- _Your goal_
The records below must be returned exactly, with every picture left out.

- _Source records_
|---|

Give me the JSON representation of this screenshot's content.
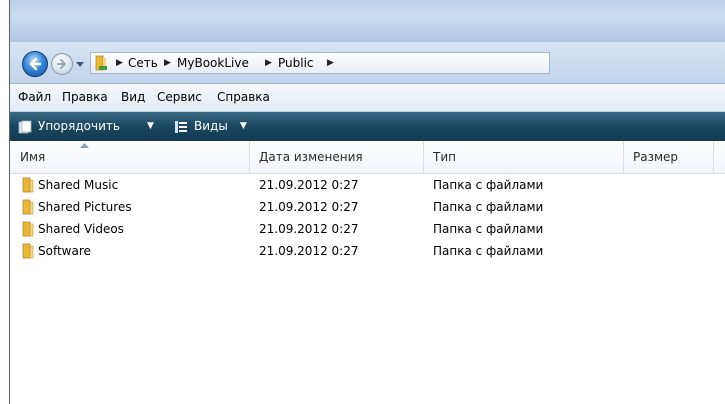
{
  "breadcrumb": {
    "segments": [
      "Сеть",
      "MyBookLive",
      "Public"
    ],
    "separator": "▶"
  },
  "menu": {
    "items": [
      "Файл",
      "Правка",
      "Вид",
      "Сервис",
      "Справка"
    ]
  },
  "commandbar": {
    "organize_label": "Упорядочить",
    "views_label": "Виды",
    "caret": "▼"
  },
  "columns": {
    "name": "Имя",
    "date": "Дата изменения",
    "type": "Тип",
    "size": "Размер"
  },
  "files": [
    {
      "name": "Shared Music",
      "date": "21.09.2012 0:27",
      "type": "Папка с файлами",
      "size": ""
    },
    {
      "name": "Shared Pictures",
      "date": "21.09.2012 0:27",
      "type": "Папка с файлами",
      "size": ""
    },
    {
      "name": "Shared Videos",
      "date": "21.09.2012 0:27",
      "type": "Папка с файлами",
      "size": ""
    },
    {
      "name": "Software",
      "date": "21.09.2012 0:27",
      "type": "Папка с файлами",
      "size": ""
    }
  ],
  "icons": {
    "back": "back-arrow-icon",
    "forward": "forward-arrow-icon",
    "recent": "dropdown-arrow-icon",
    "folder": "folder-icon",
    "organize": "organize-icon",
    "views": "views-icon",
    "sort": "sort-ascending-icon"
  },
  "colors": {
    "commandbar": "#1d4861",
    "folder": "#e9b73c",
    "back_button": "#3a86d6"
  }
}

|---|

- _Expected answer_
Give me the JSON representation of this screenshot's content.
{
  "breadcrumb": {
    "segments": [
      "Сеть",
      "MyBookLive",
      "Public"
    ],
    "separator": "▶"
  },
  "menu": {
    "items": [
      "Файл",
      "Правка",
      "Вид",
      "Сервис",
      "Справка"
    ]
  },
  "commandbar": {
    "organize_label": "Упорядочить",
    "views_label": "Виды",
    "caret": "▼"
  },
  "columns": {
    "name": "Имя",
    "date": "Дата изменения",
    "type": "Тип",
    "size": "Размер"
  },
  "files": [
    {
      "name": "Shared Music",
      "date": "21.09.2012 0:27",
      "type": "Папка с файлами",
      "size": ""
    },
    {
      "name": "Shared Pictures",
      "date": "21.09.2012 0:27",
      "type": "Папка с файлами",
      "size": ""
    },
    {
      "name": "Shared Videos",
      "date": "21.09.2012 0:27",
      "type": "Папка с файлами",
      "size": ""
    },
    {
      "name": "Software",
      "date": "21.09.2012 0:27",
      "type": "Папка с файлами",
      "size": ""
    }
  ],
  "icons": {
    "back": "back-arrow-icon",
    "forward": "forward-arrow-icon",
    "recent": "dropdown-arrow-icon",
    "folder": "folder-icon",
    "organize": "organize-icon",
    "views": "views-icon",
    "sort": "sort-ascending-icon"
  },
  "colors": {
    "commandbar": "#1d4861",
    "folder": "#e9b73c",
    "back_button": "#3a86d6"
  }
}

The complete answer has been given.